The most significant change in the provincial budget is the massive handouts to corporate landlords and industry through the halving of provincial property taxes on rental properties and 15% reduction on  commercial and industrial properties. This will net $112million in lost revenue that the provincial government could be spending on public services and social housing, a move that serves the greedy and not the needy.

The budget speech also includes confirmation that the government will pay $343million in wages won by public-sector workers during the Fall 2021 strike, and important changes to the Residential Tenancies Act, including a one-year rent cap. Rather than government benevolence, the Common Front commends the hard work of the labour and tenants movements in winning these victories.


“Social assistance recipients are living below the poverty line, and workers – including many in our public service – are making wages far behind a liveable rate. Our public services and affordable housing stock are being squeezed by the overwhelming need in our province. These massive tax cuts don’t only make little fiscal sense, they are doing a disservice to New Brunswickers by removing needed monies from public coffers and giving them to the wealthy.”

– Abram Lutes, Provincial Coordinator for the Common Front

Quick facts 

  • New Brunswick has the lowest median household income in Canada, according to Statistics Canada.
  • Based on the Market Basket Measure, there were 74,000 people in New Brunswick living in poverty in 2018, though this number is higher by other estimates. The number of people in poverty has likely increased as a result of the COVID-19 recession.
  • Wealthy individuals like the Irvings and large corporations saw their collective wealth increase by billions during the COVID-19 pandemic, often while receiving public subsidies.
  • Reducing the so-called “double tax” on rental properties will greatly increase the profits of corporate landlords and investors, without clear benefits to tenants. Tax cuts have been shown to be counterproductive in addressing provincial deficits.
  • According to the CCPA, keeping people in poverty costs New Brunswick as much as $1billion per year in lost GDP growth and poverty-related expenses.

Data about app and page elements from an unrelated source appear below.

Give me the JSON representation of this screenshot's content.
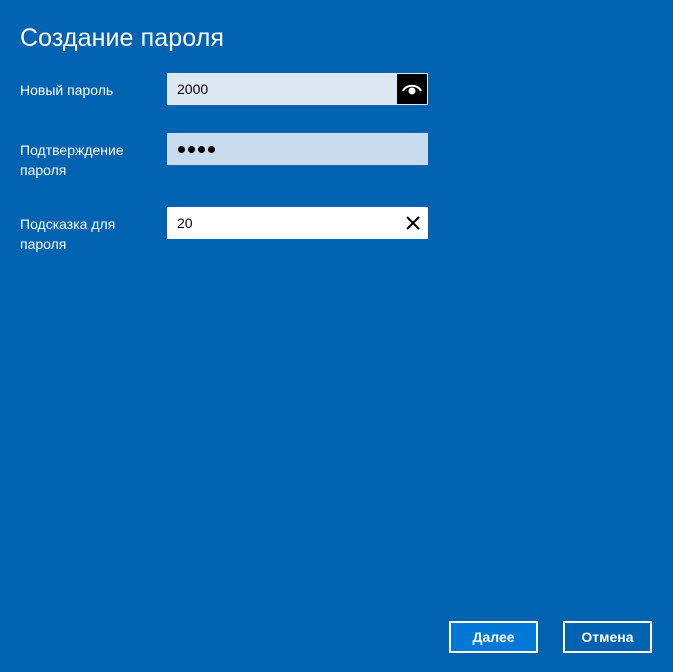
{
  "title": "Создание пароля",
  "colors": {
    "background": "#0063b1",
    "accent_button": "#0078d7",
    "text": "#ffffff"
  },
  "fields": {
    "new_password": {
      "label": "Новый пароль",
      "value": "2000",
      "icon": "eye-icon"
    },
    "confirm_password": {
      "label_line1": "Подтверждение",
      "label_line2": "пароля",
      "masked_length": 4
    },
    "hint": {
      "label_line1": "Подсказка для",
      "label_line2": "пароля",
      "value": "20",
      "icon": "close-icon"
    }
  },
  "buttons": {
    "next": "Далее",
    "cancel": "Отмена"
  }
}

Related information

Media Contact 

Abram Lutes

Provincial Coordinator, Common Front NB